What is a Literature Review?
In brief, a literature review is "a comprehensive survey of the works published in a particular field of study or line of research, usually over a specific period of time, in the form of an in-depth, critical bibliographic essay or annotated list in which attention is drawn to the most significant works" 
A basic literature review in the health sciences "provides an examination of current literature; can cover wide range of subjects at various levels of completeness and comprehensiveness; may include research findings" 
- A literature review synthesizes information
- A literature review is not just a summary, but it is a synthesis. This means that it is a re-organization, or reshuffling, of that information with the purpose of, in your case, evaluating sources and advising the reader on an answer to a clinical question.
- Why read literature reviews?
- If you have limited time to read the most recent articles, you can read a literature review someone else has already written.
- Why write literature reviews?
- On its own, it can be a paper that synthesizes the body of literature on a certain topic that you can share with your colleagues.
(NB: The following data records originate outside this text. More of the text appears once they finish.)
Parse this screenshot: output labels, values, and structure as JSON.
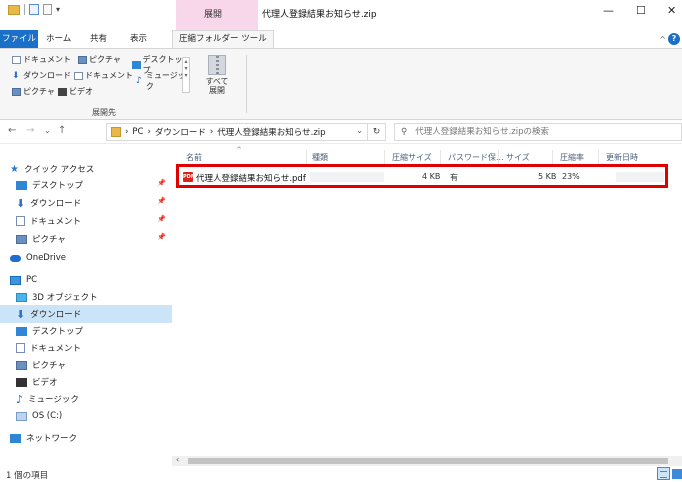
{
  "title_bar": {
    "context_tab_title": "展開",
    "window_title": "代理人登録結果お知らせ.zip",
    "controls": {
      "minimize": "—",
      "maximize": "☐",
      "close": "✕"
    }
  },
  "ribbon_tabs": {
    "file": "ファイル",
    "home": "ホーム",
    "share": "共有",
    "view": "表示",
    "compressed_tools": "圧縮フォルダー ツール",
    "collapse": "^",
    "help": "?"
  },
  "ribbon": {
    "destinations": [
      {
        "label": "ドキュメント",
        "icon": "document-icon"
      },
      {
        "label": "ピクチャ",
        "icon": "pictures-icon"
      },
      {
        "label": "デスクトップ",
        "icon": "desktop-icon"
      },
      {
        "label": "ダウンロード",
        "icon": "download-icon"
      },
      {
        "label": "ドキュメント",
        "icon": "document-icon"
      },
      {
        "label": "ミュージック",
        "icon": "music-icon"
      },
      {
        "label": "ピクチャ",
        "icon": "pictures-icon"
      },
      {
        "label": "ビデオ",
        "icon": "video-icon"
      }
    ],
    "extract_all_line1": "すべて",
    "extract_all_line2": "展開",
    "group_label": "展開先"
  },
  "address": {
    "path": [
      "PC",
      "ダウンロード",
      "代理人登録結果お知らせ.zip"
    ],
    "separator": "›",
    "dropdown": "⌄",
    "refresh": "↻",
    "search_placeholder": "代理人登録結果お知らせ.zipの検索"
  },
  "sidebar": {
    "quick_access": {
      "label": "クイック アクセス",
      "icon": "star-icon"
    },
    "pinned": [
      {
        "label": "デスクトップ",
        "icon": "desktop-icon"
      },
      {
        "label": "ダウンロード",
        "icon": "download-icon"
      },
      {
        "label": "ドキュメント",
        "icon": "document-icon"
      },
      {
        "label": "ピクチャ",
        "icon": "pictures-icon"
      }
    ],
    "onedrive": {
      "label": "OneDrive",
      "icon": "cloud-icon"
    },
    "pc": {
      "label": "PC",
      "icon": "pc-icon"
    },
    "pc_items": [
      {
        "label": "3D オブジェクト",
        "icon": "3d-objects-icon"
      },
      {
        "label": "ダウンロード",
        "icon": "download-icon",
        "selected": true
      },
      {
        "label": "デスクトップ",
        "icon": "desktop-icon"
      },
      {
        "label": "ドキュメント",
        "icon": "document-icon"
      },
      {
        "label": "ピクチャ",
        "icon": "pictures-icon"
      },
      {
        "label": "ビデオ",
        "icon": "video-icon"
      },
      {
        "label": "ミュージック",
        "icon": "music-icon"
      },
      {
        "label": "OS (C:)",
        "icon": "drive-icon"
      }
    ],
    "network": {
      "label": "ネットワーク",
      "icon": "network-icon"
    }
  },
  "file_list": {
    "columns": [
      "名前",
      "種類",
      "圧縮サイズ",
      "パスワード保...",
      "サイズ",
      "圧縮率",
      "更新日時"
    ],
    "sort_indicator": "^",
    "rows": [
      {
        "name": "代理人登録結果お知らせ.pdf",
        "icon": "pdf-icon",
        "icon_text": "PDF",
        "compressed_size": "4 KB",
        "password_protected": "有",
        "size": "5 KB",
        "ratio": "23%"
      }
    ],
    "highlight_color": "#e00000"
  },
  "status_bar": {
    "item_count": "1 個の項目"
  },
  "colors": {
    "file_tab": "#1a6fc9",
    "context_tab": "#f9d7ea",
    "selection": "#cce4f7",
    "pdf_icon": "#d9261c"
  }
}
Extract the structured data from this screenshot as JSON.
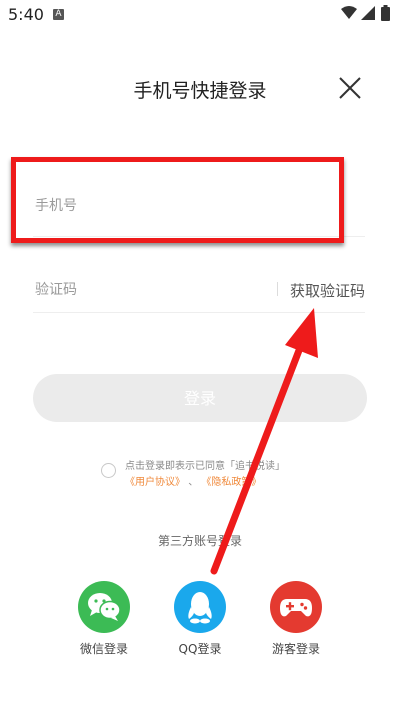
{
  "status_bar": {
    "time": "5:40",
    "a_icon_label": "A"
  },
  "header": {
    "title": "手机号快捷登录"
  },
  "form": {
    "phone_placeholder": "手机号",
    "code_placeholder": "验证码",
    "get_code_label": "获取验证码",
    "login_label": "登录"
  },
  "agreement": {
    "line1": "点击登录即表示已同意「追书悦读」",
    "user_agreement": "《用户协议》",
    "separator": "、",
    "privacy_policy": "《隐私政策》"
  },
  "third_party": {
    "title": "第三方账号登录",
    "wechat_label": "微信登录",
    "qq_label": "QQ登录",
    "guest_label": "游客登录"
  },
  "colors": {
    "highlight": "#ee1b1b",
    "annotation_arrow": "#ee1b1b",
    "wechat": "#3cbb55",
    "qq": "#1aa8ec",
    "guest": "#e43a30",
    "link": "#f08a3c"
  }
}
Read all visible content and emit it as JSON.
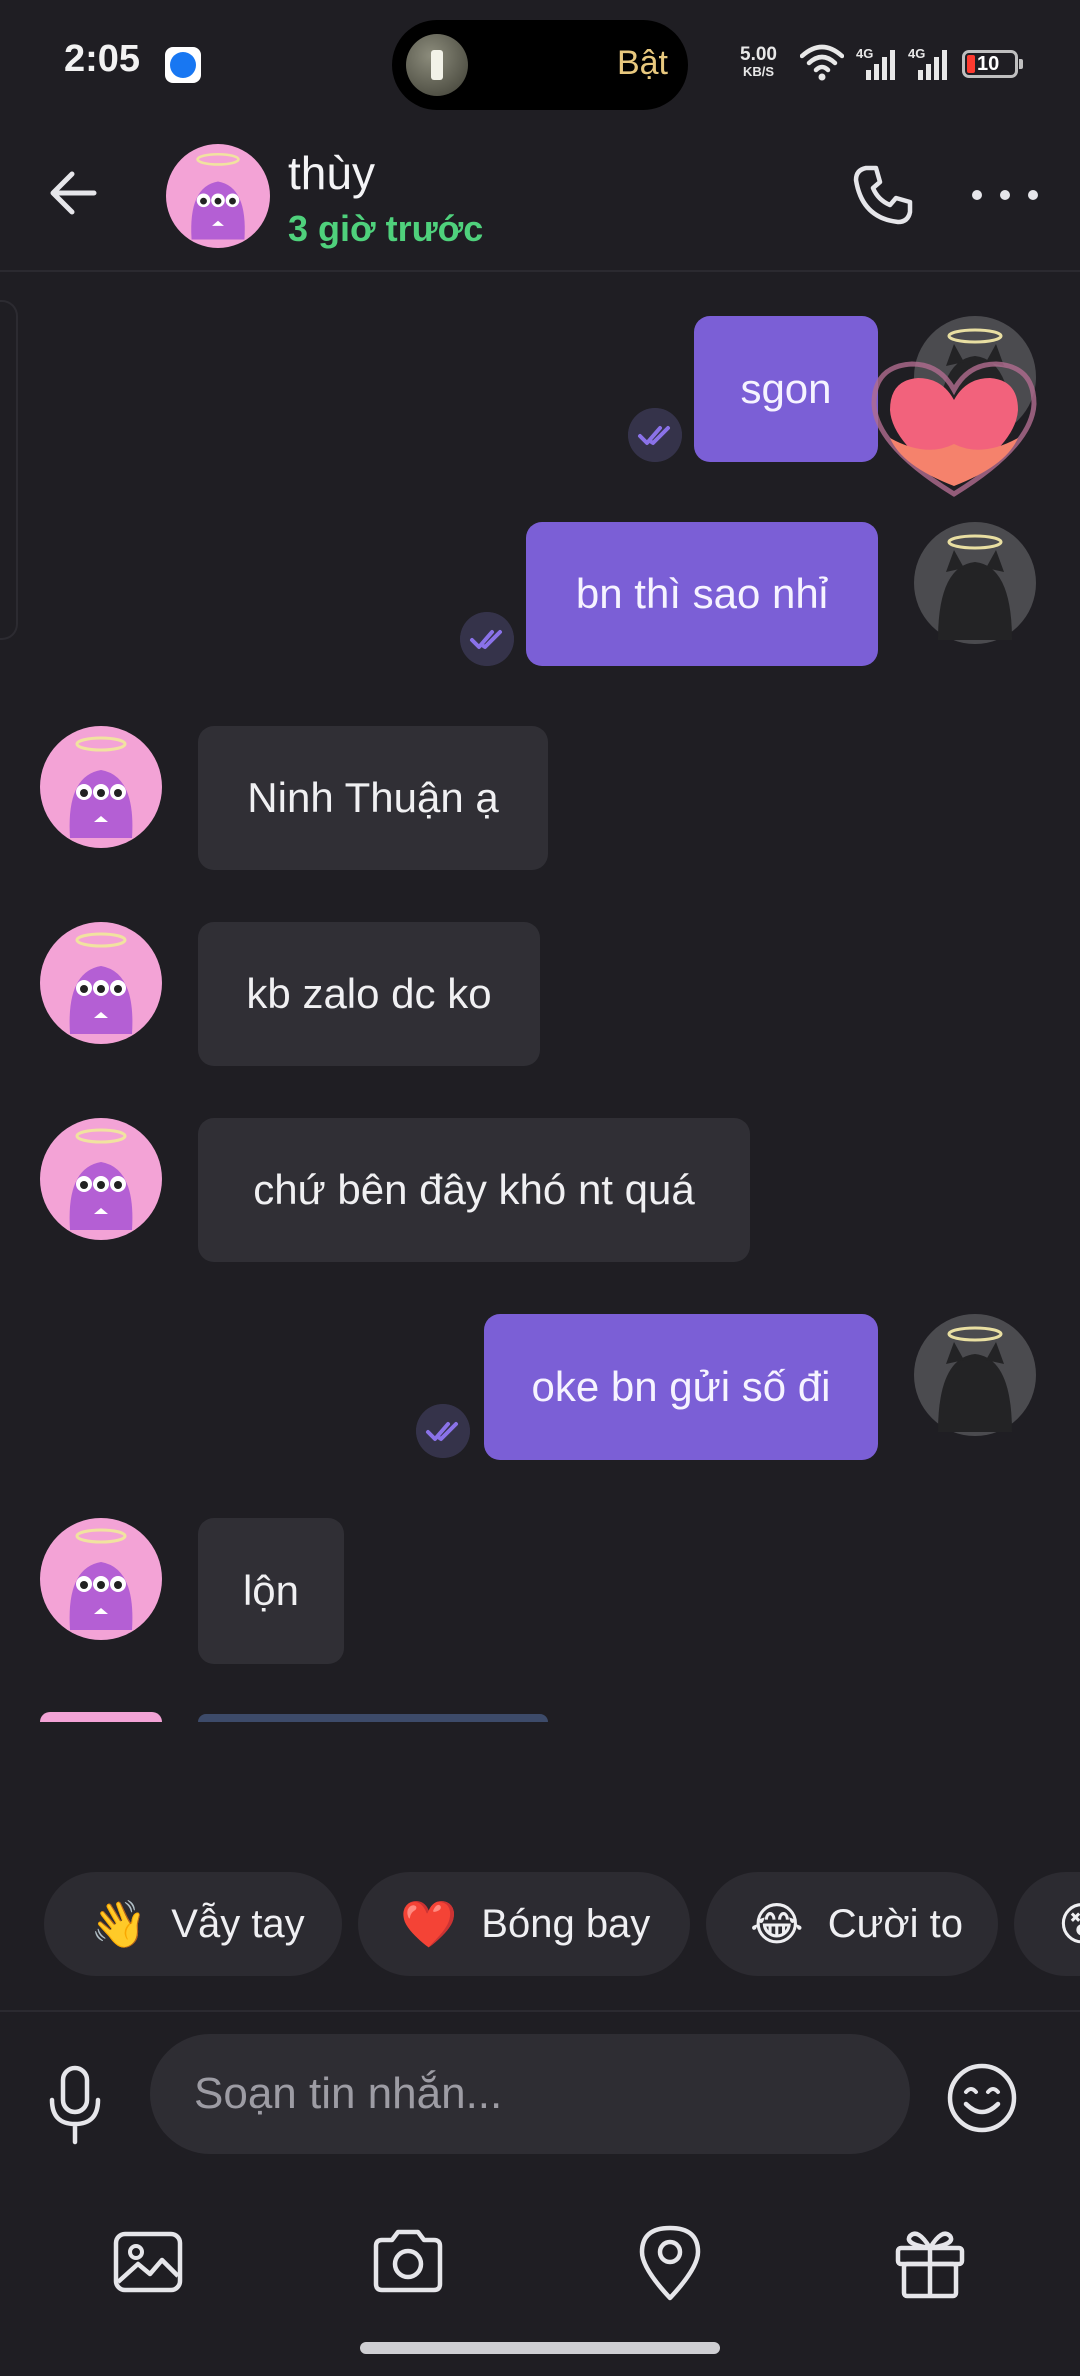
{
  "status_bar": {
    "time": "2:05",
    "island_label": "Bật",
    "net_speed": "5.00",
    "net_unit": "KB/S",
    "network_1": "4G",
    "network_2": "4G",
    "battery": "10"
  },
  "header": {
    "name": "thùy",
    "status": "3 giờ trước"
  },
  "messages": [
    {
      "dir": "out",
      "text": "sgon"
    },
    {
      "dir": "out",
      "text": "bn thì sao nhỉ"
    },
    {
      "dir": "in",
      "text": "Ninh Thuận ạ"
    },
    {
      "dir": "in",
      "text": "kb zalo dc ko"
    },
    {
      "dir": "in",
      "text": "chứ bên đây khó nt quá"
    },
    {
      "dir": "out",
      "text": "oke bn gửi số đi"
    },
    {
      "dir": "in",
      "text": "lộn"
    }
  ],
  "quick_reactions": [
    {
      "emoji": "👋",
      "label": "Vẫy tay"
    },
    {
      "emoji": "❤️",
      "label": "Bóng bay"
    },
    {
      "emoji": "😂",
      "label": "Cười to"
    },
    {
      "emoji": "😵",
      "label": ""
    }
  ],
  "composer": {
    "placeholder": "Soạn tin nhắn..."
  },
  "colors": {
    "background": "#1f1e23",
    "outgoing_bubble": "#7b5fd6",
    "incoming_bubble": "#302f35",
    "status_online": "#4fd17c"
  },
  "icons": {
    "back": "arrow-left-icon",
    "call": "phone-icon",
    "more": "more-horizontal-icon",
    "mic": "microphone-icon",
    "emoji": "smiley-icon",
    "gallery": "image-icon",
    "camera": "camera-icon",
    "location": "map-pin-icon",
    "gift": "gift-icon"
  }
}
- It can also be a section that is part of a larger paper. When performing research, (and writing a longer paper), your literature review provides you with a solid background for your project. It can provide a rationale for why you are undertaking the specific topic you have chosen to investigate.